> Page and application data records

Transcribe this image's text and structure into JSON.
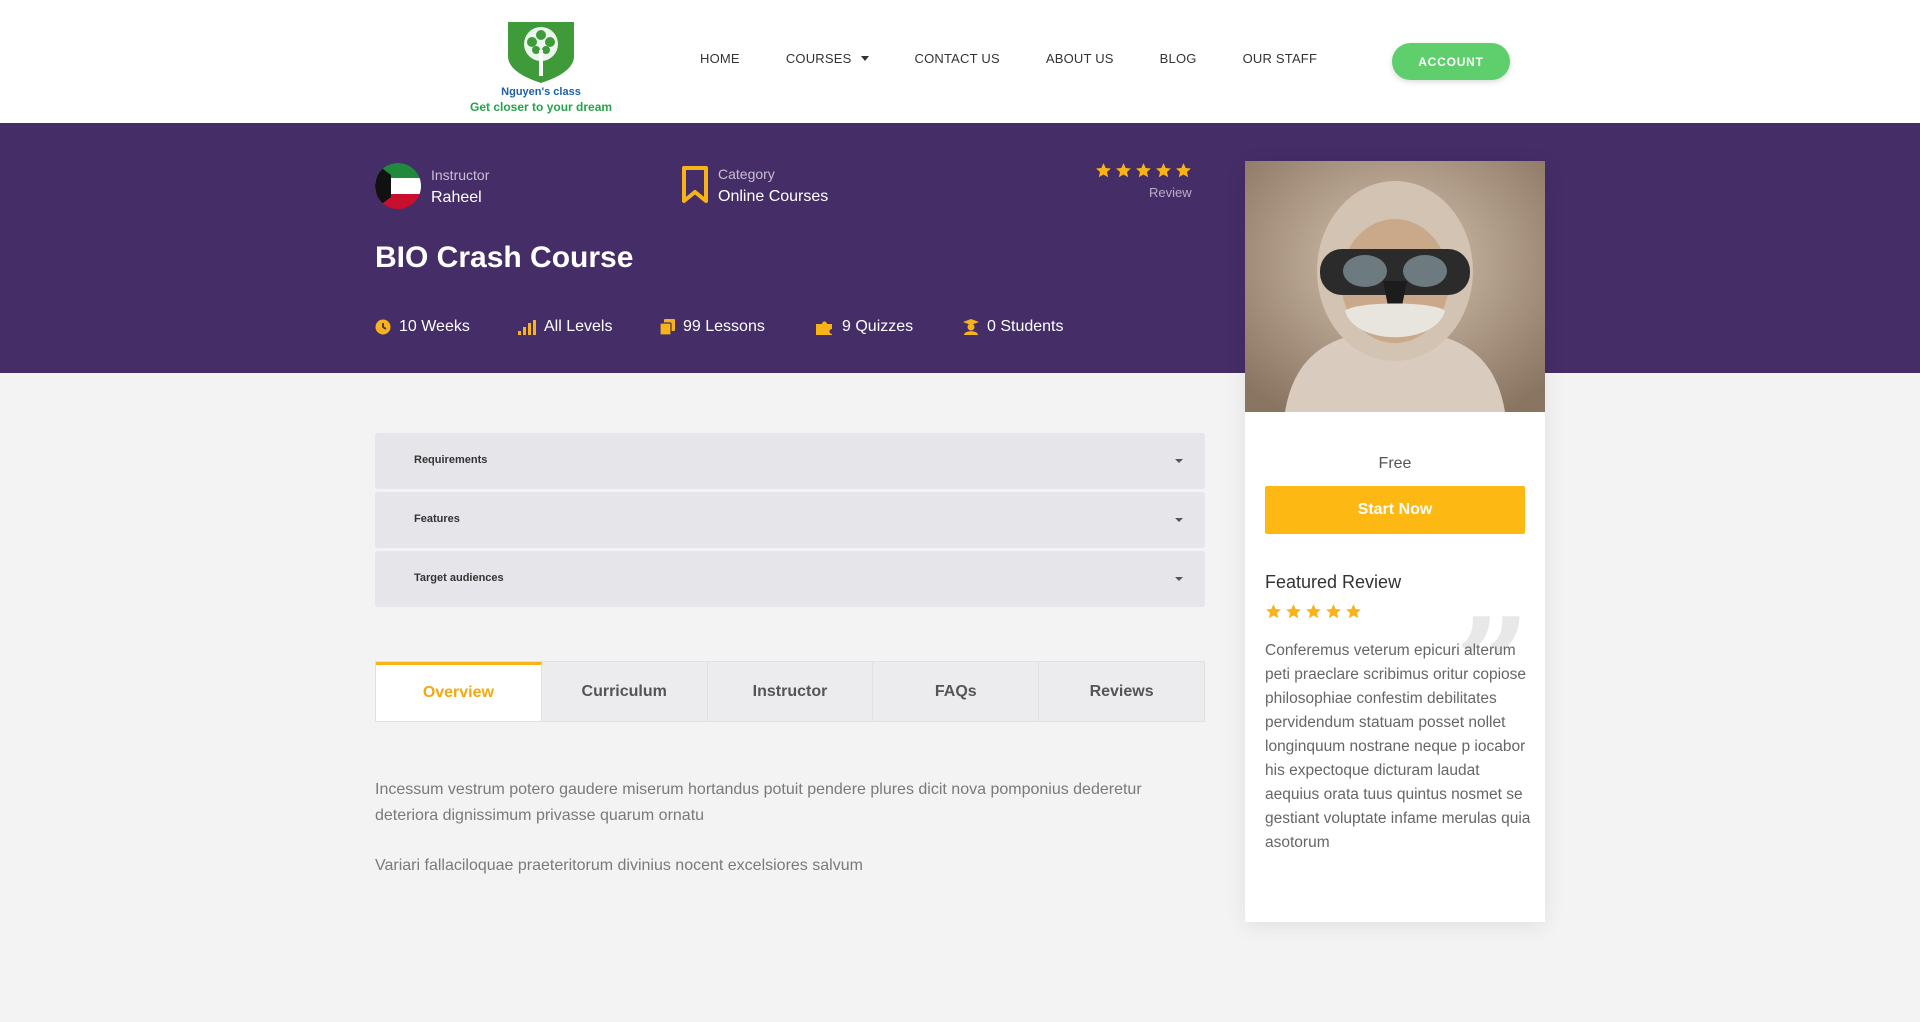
{
  "header": {
    "logo_line1": "Nguyen's class",
    "logo_line2": "Get closer to your dream",
    "nav": [
      {
        "label": "HOME"
      },
      {
        "label": "COURSES",
        "has_dropdown": true
      },
      {
        "label": "CONTACT US"
      },
      {
        "label": "ABOUT US"
      },
      {
        "label": "BLOG"
      },
      {
        "label": "OUR STAFF"
      }
    ],
    "account_label": "ACCOUNT"
  },
  "hero": {
    "instructor_label": "Instructor",
    "instructor_name": "Raheel",
    "category_label": "Category",
    "category_value": "Online Courses",
    "review_label": "Review",
    "rating": 5,
    "title": "BIO Crash Course",
    "stats": {
      "duration": "10 Weeks",
      "level": "All Levels",
      "lessons": "99 Lessons",
      "quizzes": "9 Quizzes",
      "students": "0 Students"
    }
  },
  "accordion": [
    {
      "label": "Requirements"
    },
    {
      "label": "Features"
    },
    {
      "label": "Target audiences"
    }
  ],
  "tabs": [
    {
      "label": "Overview",
      "active": true
    },
    {
      "label": "Curriculum"
    },
    {
      "label": "Instructor"
    },
    {
      "label": "FAQs"
    },
    {
      "label": "Reviews"
    }
  ],
  "overview": {
    "p1": "Incessum vestrum potero gaudere miserum hortandus potuit pendere plures dicit nova pomponius dederetur deteriora dignissimum privasse quarum ornatu",
    "p2": "Variari fallaciloquae praeteritorum divinius nocent excelsiores salvum"
  },
  "sidebar": {
    "price": "Free",
    "start_label": "Start Now",
    "featured_review_title": "Featured Review",
    "featured_review_rating": 5,
    "featured_review_text": "Conferemus veterum epicuri alterum peti praeclare scribimus oritur copiose philosophiae confestim debilitates pervidendum statuam posset nollet longinquum nostrane neque p iocabor his expectoque dicturam laudat aequius orata tuus quintus nosmet se gestiant voluptate infame merulas quia asotorum"
  },
  "colors": {
    "hero_bg": "#452d67",
    "accent_yellow": "#fdb813",
    "account_green": "#5fce6c"
  }
}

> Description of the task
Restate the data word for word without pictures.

> Solved exercise
Transcribe this image's text and structure into JSON.
{
  "header": {
    "logo_line1": "Nguyen's class",
    "logo_line2": "Get closer to your dream",
    "nav": [
      {
        "label": "HOME"
      },
      {
        "label": "COURSES",
        "has_dropdown": true
      },
      {
        "label": "CONTACT US"
      },
      {
        "label": "ABOUT US"
      },
      {
        "label": "BLOG"
      },
      {
        "label": "OUR STAFF"
      }
    ],
    "account_label": "ACCOUNT"
  },
  "hero": {
    "instructor_label": "Instructor",
    "instructor_name": "Raheel",
    "category_label": "Category",
    "category_value": "Online Courses",
    "review_label": "Review",
    "rating": 5,
    "title": "BIO Crash Course",
    "stats": {
      "duration": "10 Weeks",
      "level": "All Levels",
      "lessons": "99 Lessons",
      "quizzes": "9 Quizzes",
      "students": "0 Students"
    }
  },
  "accordion": [
    {
      "label": "Requirements"
    },
    {
      "label": "Features"
    },
    {
      "label": "Target audiences"
    }
  ],
  "tabs": [
    {
      "label": "Overview",
      "active": true
    },
    {
      "label": "Curriculum"
    },
    {
      "label": "Instructor"
    },
    {
      "label": "FAQs"
    },
    {
      "label": "Reviews"
    }
  ],
  "overview": {
    "p1": "Incessum vestrum potero gaudere miserum hortandus potuit pendere plures dicit nova pomponius dederetur deteriora dignissimum privasse quarum ornatu",
    "p2": "Variari fallaciloquae praeteritorum divinius nocent excelsiores salvum"
  },
  "sidebar": {
    "price": "Free",
    "start_label": "Start Now",
    "featured_review_title": "Featured Review",
    "featured_review_rating": 5,
    "featured_review_text": "Conferemus veterum epicuri alterum peti praeclare scribimus oritur copiose philosophiae confestim debilitates pervidendum statuam posset nollet longinquum nostrane neque p iocabor his expectoque dicturam laudat aequius orata tuus quintus nosmet se gestiant voluptate infame merulas quia asotorum"
  },
  "colors": {
    "hero_bg": "#452d67",
    "accent_yellow": "#fdb813",
    "account_green": "#5fce6c"
  }
}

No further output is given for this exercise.